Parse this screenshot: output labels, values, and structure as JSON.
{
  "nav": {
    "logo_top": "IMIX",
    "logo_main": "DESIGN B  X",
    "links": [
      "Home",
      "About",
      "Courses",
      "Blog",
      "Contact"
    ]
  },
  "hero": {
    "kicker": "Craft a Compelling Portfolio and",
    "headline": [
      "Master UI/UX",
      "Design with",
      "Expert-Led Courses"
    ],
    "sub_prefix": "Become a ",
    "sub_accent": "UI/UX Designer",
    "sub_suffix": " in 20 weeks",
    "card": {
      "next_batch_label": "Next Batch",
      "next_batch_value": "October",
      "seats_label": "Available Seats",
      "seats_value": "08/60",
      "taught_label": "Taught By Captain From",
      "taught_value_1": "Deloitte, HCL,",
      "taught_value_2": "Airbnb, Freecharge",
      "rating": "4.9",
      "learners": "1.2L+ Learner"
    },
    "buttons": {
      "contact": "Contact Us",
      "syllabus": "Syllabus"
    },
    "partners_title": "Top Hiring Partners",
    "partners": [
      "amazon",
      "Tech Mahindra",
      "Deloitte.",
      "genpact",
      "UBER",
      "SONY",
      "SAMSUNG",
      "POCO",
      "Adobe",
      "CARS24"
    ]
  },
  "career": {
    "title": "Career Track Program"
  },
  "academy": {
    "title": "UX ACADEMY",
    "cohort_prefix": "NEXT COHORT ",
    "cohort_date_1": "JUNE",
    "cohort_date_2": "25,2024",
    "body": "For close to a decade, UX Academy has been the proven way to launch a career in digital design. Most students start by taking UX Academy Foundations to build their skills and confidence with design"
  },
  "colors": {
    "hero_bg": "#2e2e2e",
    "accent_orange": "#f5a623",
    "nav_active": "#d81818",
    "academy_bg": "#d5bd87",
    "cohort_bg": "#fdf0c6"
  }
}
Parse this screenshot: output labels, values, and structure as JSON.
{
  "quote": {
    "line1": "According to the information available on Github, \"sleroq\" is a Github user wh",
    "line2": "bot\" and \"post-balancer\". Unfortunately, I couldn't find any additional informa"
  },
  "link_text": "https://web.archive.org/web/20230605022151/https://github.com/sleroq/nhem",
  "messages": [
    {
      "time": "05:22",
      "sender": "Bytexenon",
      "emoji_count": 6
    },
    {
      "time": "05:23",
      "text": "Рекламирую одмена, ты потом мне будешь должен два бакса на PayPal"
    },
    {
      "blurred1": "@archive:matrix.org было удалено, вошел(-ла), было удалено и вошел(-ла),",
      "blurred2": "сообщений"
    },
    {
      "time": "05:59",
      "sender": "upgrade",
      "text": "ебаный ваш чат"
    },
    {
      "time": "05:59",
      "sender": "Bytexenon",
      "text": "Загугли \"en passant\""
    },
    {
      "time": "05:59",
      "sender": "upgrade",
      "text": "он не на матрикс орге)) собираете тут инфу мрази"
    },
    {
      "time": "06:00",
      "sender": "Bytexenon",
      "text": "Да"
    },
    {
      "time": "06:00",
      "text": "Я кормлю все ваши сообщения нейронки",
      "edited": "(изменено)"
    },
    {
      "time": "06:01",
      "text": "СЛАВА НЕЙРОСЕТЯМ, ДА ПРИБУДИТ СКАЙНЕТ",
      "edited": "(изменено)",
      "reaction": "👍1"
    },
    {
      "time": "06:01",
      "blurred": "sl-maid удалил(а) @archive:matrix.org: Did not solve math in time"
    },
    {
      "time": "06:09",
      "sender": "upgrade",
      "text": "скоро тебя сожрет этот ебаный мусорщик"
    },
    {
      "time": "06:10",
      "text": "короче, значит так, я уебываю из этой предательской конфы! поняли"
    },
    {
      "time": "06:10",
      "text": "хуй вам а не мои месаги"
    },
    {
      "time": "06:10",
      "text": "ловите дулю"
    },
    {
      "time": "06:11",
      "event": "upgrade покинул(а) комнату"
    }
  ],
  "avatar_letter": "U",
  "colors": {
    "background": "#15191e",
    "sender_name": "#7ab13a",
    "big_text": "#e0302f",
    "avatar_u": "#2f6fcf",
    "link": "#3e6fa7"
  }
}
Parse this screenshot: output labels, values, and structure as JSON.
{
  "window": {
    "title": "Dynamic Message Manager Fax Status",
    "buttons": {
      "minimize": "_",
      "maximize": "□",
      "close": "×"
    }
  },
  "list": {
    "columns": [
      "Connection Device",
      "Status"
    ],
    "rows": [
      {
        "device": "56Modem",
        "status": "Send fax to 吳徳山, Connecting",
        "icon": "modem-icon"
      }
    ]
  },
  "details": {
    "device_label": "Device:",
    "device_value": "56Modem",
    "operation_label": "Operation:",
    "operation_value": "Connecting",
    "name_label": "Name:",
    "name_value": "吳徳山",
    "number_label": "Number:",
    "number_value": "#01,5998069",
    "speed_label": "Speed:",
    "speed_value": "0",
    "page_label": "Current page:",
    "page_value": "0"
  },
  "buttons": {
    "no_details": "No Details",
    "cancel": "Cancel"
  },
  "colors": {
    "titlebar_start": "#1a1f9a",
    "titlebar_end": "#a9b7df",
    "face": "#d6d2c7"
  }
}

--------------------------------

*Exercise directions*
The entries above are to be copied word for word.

*Result for this task*
Parse this screenshot: output labels, values, and structure as JSON.
{
  "nav": {
    "logo_top": "IMIX",
    "logo_main": "DESIGN B  X",
    "links": [
      "Home",
      "About",
      "Courses",
      "Blog",
      "Contact"
    ]
  },
  "hero": {
    "kicker": "Craft a Compelling Portfolio and",
    "headline": [
      "Master UI/UX",
      "Design with",
      "Expert-Led Courses"
    ],
    "sub_prefix": "Become a ",
    "sub_accent": "UI/UX Designer",
    "sub_suffix": " in 20 weeks",
    "card": {
      "next_batch_label": "Next Batch",
      "next_batch_value": "October",
      "seats_label": "Available Seats",
      "seats_value": "08/60",
      "taught_label": "Taught By Captain From",
      "taught_value_1": "Deloitte, HCL,",
      "taught_value_2": "Airbnb, Freecharge",
      "rating": "4.9",
      "learners": "1.2L+ Learner"
    },
    "buttons": {
      "contact": "Contact Us",
      "syllabus": "Syllabus"
    },
    "partners_title": "Top Hiring Partners",
    "partners": [
      "amazon",
      "Tech Mahindra",
      "Deloitte.",
      "genpact",
      "UBER",
      "SONY",
      "SAMSUNG",
      "POCO",
      "Adobe",
      "CARS24"
    ]
  },
  "career": {
    "title": "Career Track Program"
  },
  "academy": {
    "title": "UX ACADEMY",
    "cohort_prefix": "NEXT COHORT ",
    "cohort_date_1": "JUNE",
    "cohort_date_2": "25,2024",
    "body": "For close to a decade, UX Academy has been the proven way to launch a career in digital design. Most students start by taking UX Academy Foundations to build their skills and confidence with design"
  },
  "colors": {
    "hero_bg": "#2e2e2e",
    "accent_orange": "#f5a623",
    "nav_active": "#d81818",
    "academy_bg": "#d5bd87",
    "cohort_bg": "#fdf0c6"
  }
}
Parse this screenshot: output labels, values, and structure as JSON.
{
  "quote": {
    "line1": "According to the information available on Github, \"sleroq\" is a Github user wh",
    "line2": "bot\" and \"post-balancer\". Unfortunately, I couldn't find any additional informa"
  },
  "link_text": "https://web.archive.org/web/20230605022151/https://github.com/sleroq/nhem",
  "messages": [
    {
      "time": "05:22",
      "sender": "Bytexenon",
      "emoji_count": 6
    },
    {
      "time": "05:23",
      "text": "Рекламирую одмена, ты потом мне будешь должен два бакса на PayPal"
    },
    {
      "blurred1": "@archive:matrix.org было удалено, вошел(-ла), было удалено и вошел(-ла),",
      "blurred2": "сообщений"
    },
    {
      "time": "05:59",
      "sender": "upgrade",
      "text": "ебаный ваш чат"
    },
    {
      "time": "05:59",
      "sender": "Bytexenon",
      "text": "Загугли \"en passant\""
    },
    {
      "time": "05:59",
      "sender": "upgrade",
      "text": "он не на матрикс орге)) собираете тут инфу мрази"
    },
    {
      "time": "06:00",
      "sender": "Bytexenon",
      "text": "Да"
    },
    {
      "time": "06:00",
      "text": "Я кормлю все ваши сообщения нейронки",
      "edited": "(изменено)"
    },
    {
      "time": "06:01",
      "text": "СЛАВА НЕЙРОСЕТЯМ, ДА ПРИБУДИТ СКАЙНЕТ",
      "edited": "(изменено)",
      "reaction": "👍1"
    },
    {
      "time": "06:01",
      "blurred": "sl-maid удалил(а) @archive:matrix.org: Did not solve math in time"
    },
    {
      "time": "06:09",
      "sender": "upgrade",
      "text": "скоро тебя сожрет этот ебаный мусорщик"
    },
    {
      "time": "06:10",
      "text": "короче, значит так, я уебываю из этой предательской конфы! поняли"
    },
    {
      "time": "06:10",
      "text": "хуй вам а не мои месаги"
    },
    {
      "time": "06:10",
      "text": "ловите дулю"
    },
    {
      "time": "06:11",
      "event": "upgrade покинул(а) комнату"
    }
  ],
  "avatar_letter": "U",
  "colors": {
    "background": "#15191e",
    "sender_name": "#7ab13a",
    "big_text": "#e0302f",
    "avatar_u": "#2f6fcf",
    "link": "#3e6fa7"
  }
}
Parse this screenshot: output labels, values, and structure as JSON.
{
  "window": {
    "title": "Dynamic Message Manager Fax Status",
    "buttons": {
      "minimize": "_",
      "maximize": "□",
      "close": "×"
    }
  },
  "list": {
    "columns": [
      "Connection Device",
      "Status"
    ],
    "rows": [
      {
        "device": "56Modem",
        "status": "Send fax to 吳徳山, Connecting",
        "icon": "modem-icon"
      }
    ]
  },
  "details": {
    "device_label": "Device:",
    "device_value": "56Modem",
    "operation_label": "Operation:",
    "operation_value": "Connecting",
    "name_label": "Name:",
    "name_value": "吳徳山",
    "number_label": "Number:",
    "number_value": "#01,5998069",
    "speed_label": "Speed:",
    "speed_value": "0",
    "page_label": "Current page:",
    "page_value": "0"
  },
  "buttons": {
    "no_details": "No Details",
    "cancel": "Cancel"
  },
  "colors": {
    "titlebar_start": "#1a1f9a",
    "titlebar_end": "#a9b7df",
    "face": "#d6d2c7"
  }
}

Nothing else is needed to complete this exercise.